Friday, December 08, 2017

Elevator

My office is moving in a few weeks and yesterday I was downstairs looking at the space the team and I will be moving into. We had a great discussion of set up and design and we talked about colour and furniture and all felt growing excitement about the move.

I mentioned that my only concern was the elevator and explained that how there wasn't enough turn radius when getting on at that floor because it's a smallish elevator. I had tried once before and simply couldn't do it. I'd have to take off my footrests to manage.

I offered to demonstrate, so everyone came over and I pushed the elevator button and then when the door opened, got on easily. I was mortified. After my big speech about how it was going to be something I'd have to think a way through, I got on simply and easily.

Over the next several minutes I thought about it. I had gone to that floor of the building only once or twice early on as a wheelchair user. It was really hard, impossible actually to get the chair onto the elevator without taking off the feet. I know that was true, I remember it clearly. The difference was that I am now a fully experienced wheelchair user and I know how to maximize space, even create space for the chair. It's something that happens naturally in my head.

I couldn't do it then.

I can do it now.

Now I have to wonder how many early tries and early fails have led me to decide that something is impossible not realizing that my skills would grow and being a wheelchair user is a skill based way to exist in the world.

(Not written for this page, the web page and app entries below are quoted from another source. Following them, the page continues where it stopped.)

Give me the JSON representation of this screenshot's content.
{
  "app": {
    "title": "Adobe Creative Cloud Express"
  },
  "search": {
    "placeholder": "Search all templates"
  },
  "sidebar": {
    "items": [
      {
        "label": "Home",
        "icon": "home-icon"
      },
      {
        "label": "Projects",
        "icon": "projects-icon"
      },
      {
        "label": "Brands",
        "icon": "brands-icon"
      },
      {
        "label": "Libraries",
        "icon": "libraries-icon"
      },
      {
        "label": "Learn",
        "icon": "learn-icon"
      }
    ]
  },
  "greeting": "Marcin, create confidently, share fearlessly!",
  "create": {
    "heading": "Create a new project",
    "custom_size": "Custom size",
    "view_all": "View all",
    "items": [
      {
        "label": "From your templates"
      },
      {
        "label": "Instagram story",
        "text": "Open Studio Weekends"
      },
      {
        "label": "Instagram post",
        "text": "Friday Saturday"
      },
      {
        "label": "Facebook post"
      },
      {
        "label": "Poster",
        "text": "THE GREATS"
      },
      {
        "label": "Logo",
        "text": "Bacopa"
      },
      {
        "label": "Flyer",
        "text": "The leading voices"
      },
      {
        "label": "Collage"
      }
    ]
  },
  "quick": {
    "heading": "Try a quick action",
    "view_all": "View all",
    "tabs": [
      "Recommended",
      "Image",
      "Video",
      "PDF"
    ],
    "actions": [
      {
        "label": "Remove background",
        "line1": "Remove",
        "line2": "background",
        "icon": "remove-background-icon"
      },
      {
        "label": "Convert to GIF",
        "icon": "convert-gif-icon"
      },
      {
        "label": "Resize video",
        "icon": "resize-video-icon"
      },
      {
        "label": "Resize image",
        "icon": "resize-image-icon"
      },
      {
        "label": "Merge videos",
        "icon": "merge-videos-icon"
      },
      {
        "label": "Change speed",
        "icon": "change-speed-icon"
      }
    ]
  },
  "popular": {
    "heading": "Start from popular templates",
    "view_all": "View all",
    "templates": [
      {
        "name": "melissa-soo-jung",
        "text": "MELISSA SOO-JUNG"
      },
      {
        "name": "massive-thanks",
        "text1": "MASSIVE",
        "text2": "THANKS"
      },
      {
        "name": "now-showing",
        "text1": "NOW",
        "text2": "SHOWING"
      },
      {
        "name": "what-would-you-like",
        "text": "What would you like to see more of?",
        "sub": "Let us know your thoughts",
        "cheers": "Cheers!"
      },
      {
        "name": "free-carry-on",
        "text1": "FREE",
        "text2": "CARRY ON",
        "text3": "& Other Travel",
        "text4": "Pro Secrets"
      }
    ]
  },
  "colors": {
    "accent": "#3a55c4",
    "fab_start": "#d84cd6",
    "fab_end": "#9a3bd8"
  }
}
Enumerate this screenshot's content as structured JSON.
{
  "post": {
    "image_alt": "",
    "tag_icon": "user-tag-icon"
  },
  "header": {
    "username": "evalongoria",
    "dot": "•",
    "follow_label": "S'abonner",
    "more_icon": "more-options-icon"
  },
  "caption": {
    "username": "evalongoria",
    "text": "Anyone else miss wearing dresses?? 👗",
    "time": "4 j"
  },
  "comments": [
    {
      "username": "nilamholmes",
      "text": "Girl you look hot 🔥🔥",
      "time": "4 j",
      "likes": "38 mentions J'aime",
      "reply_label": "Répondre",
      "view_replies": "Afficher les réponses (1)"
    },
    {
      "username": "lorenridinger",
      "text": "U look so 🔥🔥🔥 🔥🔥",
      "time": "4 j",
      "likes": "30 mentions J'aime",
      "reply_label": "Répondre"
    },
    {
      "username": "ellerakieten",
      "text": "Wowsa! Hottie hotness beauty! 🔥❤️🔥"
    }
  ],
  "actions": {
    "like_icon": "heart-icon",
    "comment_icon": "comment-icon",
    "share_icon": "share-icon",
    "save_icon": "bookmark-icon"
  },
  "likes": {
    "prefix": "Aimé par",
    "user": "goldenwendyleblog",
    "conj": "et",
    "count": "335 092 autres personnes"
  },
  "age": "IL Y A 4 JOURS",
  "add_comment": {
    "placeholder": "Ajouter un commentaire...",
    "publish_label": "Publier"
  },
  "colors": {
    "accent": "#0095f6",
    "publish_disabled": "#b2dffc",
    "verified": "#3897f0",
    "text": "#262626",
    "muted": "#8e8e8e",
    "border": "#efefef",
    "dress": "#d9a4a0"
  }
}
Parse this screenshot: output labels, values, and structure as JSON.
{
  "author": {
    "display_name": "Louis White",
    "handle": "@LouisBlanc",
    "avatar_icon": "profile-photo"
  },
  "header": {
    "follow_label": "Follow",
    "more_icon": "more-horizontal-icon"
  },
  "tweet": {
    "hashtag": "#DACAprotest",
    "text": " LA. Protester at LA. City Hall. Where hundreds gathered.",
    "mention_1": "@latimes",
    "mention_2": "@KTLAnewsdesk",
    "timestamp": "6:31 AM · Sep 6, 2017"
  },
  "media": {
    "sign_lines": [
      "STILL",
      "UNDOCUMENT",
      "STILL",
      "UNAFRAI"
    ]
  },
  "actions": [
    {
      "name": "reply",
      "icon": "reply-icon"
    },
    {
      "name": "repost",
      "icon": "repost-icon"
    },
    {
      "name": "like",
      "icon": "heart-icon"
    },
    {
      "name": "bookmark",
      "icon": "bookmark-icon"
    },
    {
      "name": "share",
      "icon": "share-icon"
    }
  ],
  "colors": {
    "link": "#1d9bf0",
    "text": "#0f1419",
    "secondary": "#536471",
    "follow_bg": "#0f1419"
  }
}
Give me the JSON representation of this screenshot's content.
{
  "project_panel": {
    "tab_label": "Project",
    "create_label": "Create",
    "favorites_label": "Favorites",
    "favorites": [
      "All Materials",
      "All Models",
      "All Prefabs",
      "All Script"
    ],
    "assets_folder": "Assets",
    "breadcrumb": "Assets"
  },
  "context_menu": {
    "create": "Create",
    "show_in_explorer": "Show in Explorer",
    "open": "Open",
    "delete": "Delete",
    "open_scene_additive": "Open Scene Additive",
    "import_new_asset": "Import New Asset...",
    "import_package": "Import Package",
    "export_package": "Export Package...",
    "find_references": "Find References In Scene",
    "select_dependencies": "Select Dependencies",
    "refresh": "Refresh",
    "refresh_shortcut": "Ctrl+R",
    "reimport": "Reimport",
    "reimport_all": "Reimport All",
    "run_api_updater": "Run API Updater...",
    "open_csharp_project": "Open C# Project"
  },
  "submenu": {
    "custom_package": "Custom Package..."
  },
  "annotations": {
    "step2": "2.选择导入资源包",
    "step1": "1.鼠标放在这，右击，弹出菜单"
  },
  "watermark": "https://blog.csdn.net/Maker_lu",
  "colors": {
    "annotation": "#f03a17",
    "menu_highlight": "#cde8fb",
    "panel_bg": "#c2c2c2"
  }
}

I'm going to have to be careful about things I've dismissed as not possible. Oh, joy, more things to think about, that's work, but oh joy, maybe I've new experiences waiting behind doors I thought to narrow.

3 comments:

Shannon said...

This reminds me of something I read yesterday about how the brain may learn to treat the wheelchair as part of the body. I don't really think of my wheelchair as part of my body or even an extension of my body - rather something that I need to get around, I get in it and use it, and it's mine and nobody should touch it without asking me. But maybe my brain thinks its part of me? I don't even usually think of using a wheelchair as a skill, but I know it is... the process of getting better at it and something that may happen without us thinking of it. I never worry about doors and I'm not daunted by pushing my chair in crowds - two things that non-wheelchair users (and some wheelchair users do really have difficulty with these) think of as tremendous obstacles. I often get a "you're really good with that thing!" from strangers even when pushing it in simple situations, e.g. down a hall. I guess they are thinking of how difficult they might find it.. or maybe they've tried pushing a clunky hospital chair. One thing we as wheelchair users learn without thinking is knowing how much space we need.. something that is usually over or underestimated by people who walk.

Alicia Butcher Ehrhardt said...

Worth being mortified about!

So many things go the other way, gradually getting harder and less possible.

I'm sure you all had a good laugh, but Woo Hoo!

Congratulations on being wrong - for a great reason.

Andrea Shettle, MSW said...

I think there has also been studies on how blind people learn to think of their white canes as an extension of themselves, particularly the tip of the cane that they use to find out about obstacles on the ground and so forth.